### [Problem]
In the data that follows, count each line with the string "JSON"; the reply is the number only.

### [Dataset]
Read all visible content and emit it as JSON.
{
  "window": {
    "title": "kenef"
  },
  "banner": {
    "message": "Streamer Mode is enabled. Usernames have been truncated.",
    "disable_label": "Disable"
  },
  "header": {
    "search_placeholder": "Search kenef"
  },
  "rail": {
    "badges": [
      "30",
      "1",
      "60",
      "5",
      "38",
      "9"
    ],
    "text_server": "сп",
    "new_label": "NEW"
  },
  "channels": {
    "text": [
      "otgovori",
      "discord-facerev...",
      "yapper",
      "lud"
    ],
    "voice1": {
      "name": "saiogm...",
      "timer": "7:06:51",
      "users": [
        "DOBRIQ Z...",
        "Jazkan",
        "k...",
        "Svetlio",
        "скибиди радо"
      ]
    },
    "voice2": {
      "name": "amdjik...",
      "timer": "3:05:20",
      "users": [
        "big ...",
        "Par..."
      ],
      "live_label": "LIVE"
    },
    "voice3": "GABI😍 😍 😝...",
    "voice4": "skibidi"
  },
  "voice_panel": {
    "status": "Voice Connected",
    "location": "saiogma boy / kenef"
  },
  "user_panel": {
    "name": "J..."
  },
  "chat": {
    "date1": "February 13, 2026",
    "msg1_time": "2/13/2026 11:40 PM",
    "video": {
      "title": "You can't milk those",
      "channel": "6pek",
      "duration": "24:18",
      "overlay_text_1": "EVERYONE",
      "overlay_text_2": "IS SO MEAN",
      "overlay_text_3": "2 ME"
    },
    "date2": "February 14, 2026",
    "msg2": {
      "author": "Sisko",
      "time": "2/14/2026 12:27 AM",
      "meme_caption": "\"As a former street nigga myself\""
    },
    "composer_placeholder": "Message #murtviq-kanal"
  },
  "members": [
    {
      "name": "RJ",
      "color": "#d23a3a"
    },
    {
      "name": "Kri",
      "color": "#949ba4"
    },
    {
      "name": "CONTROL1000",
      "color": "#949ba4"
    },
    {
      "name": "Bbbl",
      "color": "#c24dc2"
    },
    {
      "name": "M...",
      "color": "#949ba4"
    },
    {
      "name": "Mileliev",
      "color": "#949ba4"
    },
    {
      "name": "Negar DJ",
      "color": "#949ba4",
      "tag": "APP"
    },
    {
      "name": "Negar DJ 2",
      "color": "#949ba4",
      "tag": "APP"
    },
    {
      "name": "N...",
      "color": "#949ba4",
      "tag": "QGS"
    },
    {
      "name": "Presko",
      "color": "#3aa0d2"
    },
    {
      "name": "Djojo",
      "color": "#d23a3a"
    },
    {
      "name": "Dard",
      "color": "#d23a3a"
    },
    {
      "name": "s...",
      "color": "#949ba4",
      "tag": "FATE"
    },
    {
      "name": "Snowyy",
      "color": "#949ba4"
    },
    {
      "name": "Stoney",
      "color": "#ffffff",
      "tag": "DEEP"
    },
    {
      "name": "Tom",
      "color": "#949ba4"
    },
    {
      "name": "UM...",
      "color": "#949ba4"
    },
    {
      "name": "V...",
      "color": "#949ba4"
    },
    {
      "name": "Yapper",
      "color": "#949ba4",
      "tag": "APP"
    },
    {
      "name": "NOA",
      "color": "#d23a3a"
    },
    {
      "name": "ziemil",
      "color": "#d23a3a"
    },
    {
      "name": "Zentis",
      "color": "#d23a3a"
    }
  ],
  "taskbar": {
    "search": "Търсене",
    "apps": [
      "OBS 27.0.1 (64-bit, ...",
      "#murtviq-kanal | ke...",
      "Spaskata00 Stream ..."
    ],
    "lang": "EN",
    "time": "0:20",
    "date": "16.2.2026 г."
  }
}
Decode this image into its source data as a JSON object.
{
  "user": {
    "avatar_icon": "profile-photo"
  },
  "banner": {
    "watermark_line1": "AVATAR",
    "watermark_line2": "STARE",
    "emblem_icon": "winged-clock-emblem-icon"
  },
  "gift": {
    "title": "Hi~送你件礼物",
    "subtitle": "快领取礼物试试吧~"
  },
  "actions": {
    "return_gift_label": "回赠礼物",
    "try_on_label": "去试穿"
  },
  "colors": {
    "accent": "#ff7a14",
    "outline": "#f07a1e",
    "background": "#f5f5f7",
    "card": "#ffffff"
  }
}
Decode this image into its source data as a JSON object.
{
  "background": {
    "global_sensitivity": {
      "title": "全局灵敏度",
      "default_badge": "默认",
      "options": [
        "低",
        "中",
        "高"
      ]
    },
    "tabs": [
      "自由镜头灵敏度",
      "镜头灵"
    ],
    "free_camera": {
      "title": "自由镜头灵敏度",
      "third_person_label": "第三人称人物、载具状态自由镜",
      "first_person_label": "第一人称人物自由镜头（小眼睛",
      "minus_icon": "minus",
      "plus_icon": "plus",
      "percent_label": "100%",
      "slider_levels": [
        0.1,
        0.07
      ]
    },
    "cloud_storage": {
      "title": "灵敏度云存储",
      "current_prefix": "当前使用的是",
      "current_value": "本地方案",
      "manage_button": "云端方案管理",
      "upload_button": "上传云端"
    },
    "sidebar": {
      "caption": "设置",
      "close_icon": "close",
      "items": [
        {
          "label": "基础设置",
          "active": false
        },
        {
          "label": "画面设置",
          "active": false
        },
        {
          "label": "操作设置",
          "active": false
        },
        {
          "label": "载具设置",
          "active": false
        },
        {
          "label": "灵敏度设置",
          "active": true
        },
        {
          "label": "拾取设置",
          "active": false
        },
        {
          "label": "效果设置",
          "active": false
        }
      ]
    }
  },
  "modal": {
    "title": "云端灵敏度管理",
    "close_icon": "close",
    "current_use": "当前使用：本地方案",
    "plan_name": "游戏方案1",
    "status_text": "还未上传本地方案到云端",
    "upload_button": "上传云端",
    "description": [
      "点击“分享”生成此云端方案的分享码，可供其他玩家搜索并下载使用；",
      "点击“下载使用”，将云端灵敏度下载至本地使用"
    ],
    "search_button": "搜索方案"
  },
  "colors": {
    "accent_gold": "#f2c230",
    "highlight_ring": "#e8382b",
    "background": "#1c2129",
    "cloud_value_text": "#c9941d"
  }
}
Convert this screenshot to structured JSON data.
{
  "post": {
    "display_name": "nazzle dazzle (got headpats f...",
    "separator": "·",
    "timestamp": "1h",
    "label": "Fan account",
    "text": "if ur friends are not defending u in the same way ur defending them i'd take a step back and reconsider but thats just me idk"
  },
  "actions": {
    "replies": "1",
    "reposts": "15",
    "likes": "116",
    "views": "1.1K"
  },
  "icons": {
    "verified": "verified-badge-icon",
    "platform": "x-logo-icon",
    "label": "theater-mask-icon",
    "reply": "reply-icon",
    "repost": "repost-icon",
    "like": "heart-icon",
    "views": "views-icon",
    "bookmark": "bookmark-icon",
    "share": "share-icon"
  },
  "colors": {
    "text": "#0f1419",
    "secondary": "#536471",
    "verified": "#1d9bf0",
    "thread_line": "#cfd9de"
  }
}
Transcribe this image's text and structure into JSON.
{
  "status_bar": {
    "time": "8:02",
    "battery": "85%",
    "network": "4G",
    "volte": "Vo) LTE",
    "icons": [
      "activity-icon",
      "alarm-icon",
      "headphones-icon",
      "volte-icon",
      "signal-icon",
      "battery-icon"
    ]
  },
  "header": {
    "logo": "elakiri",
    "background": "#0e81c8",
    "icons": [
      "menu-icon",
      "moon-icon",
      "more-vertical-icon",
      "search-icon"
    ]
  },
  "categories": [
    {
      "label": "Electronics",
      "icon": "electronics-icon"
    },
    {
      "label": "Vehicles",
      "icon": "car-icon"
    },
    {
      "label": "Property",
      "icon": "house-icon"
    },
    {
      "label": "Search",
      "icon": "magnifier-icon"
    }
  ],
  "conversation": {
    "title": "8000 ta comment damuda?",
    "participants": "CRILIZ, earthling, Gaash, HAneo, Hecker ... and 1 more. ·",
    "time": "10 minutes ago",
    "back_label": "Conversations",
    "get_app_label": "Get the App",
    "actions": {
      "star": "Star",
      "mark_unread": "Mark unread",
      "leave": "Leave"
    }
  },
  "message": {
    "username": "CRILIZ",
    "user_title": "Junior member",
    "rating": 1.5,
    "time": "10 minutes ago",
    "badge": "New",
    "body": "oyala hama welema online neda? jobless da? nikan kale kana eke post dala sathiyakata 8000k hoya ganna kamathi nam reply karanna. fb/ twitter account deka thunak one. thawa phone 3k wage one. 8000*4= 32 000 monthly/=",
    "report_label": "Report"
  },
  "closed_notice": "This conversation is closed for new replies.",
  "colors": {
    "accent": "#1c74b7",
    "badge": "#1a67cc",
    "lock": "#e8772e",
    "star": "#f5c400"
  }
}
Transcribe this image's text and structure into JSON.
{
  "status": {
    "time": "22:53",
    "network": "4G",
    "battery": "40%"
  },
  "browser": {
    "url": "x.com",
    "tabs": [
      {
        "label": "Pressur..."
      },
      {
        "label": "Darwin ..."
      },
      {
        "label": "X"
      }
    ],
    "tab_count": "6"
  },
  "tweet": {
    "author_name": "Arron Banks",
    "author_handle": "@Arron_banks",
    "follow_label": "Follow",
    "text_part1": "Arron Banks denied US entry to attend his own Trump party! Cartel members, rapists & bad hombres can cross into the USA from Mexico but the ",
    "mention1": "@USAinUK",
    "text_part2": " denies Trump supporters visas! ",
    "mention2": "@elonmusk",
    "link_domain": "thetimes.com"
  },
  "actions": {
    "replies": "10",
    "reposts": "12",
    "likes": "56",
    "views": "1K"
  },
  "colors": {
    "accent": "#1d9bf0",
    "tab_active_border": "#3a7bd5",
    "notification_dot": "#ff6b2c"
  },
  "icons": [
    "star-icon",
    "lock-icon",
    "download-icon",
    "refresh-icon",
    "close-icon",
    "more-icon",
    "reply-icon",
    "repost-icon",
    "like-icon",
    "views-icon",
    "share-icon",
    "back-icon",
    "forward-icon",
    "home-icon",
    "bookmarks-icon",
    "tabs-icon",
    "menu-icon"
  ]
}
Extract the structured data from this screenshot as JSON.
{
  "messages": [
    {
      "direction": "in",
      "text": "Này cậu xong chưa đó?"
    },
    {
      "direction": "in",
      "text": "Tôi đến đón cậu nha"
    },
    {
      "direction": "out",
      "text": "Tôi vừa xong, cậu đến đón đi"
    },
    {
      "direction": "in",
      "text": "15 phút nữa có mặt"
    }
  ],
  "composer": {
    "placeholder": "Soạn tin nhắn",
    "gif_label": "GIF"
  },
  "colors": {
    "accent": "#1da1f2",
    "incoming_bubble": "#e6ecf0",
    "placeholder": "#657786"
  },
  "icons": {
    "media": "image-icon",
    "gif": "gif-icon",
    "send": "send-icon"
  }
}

### [The answer]
7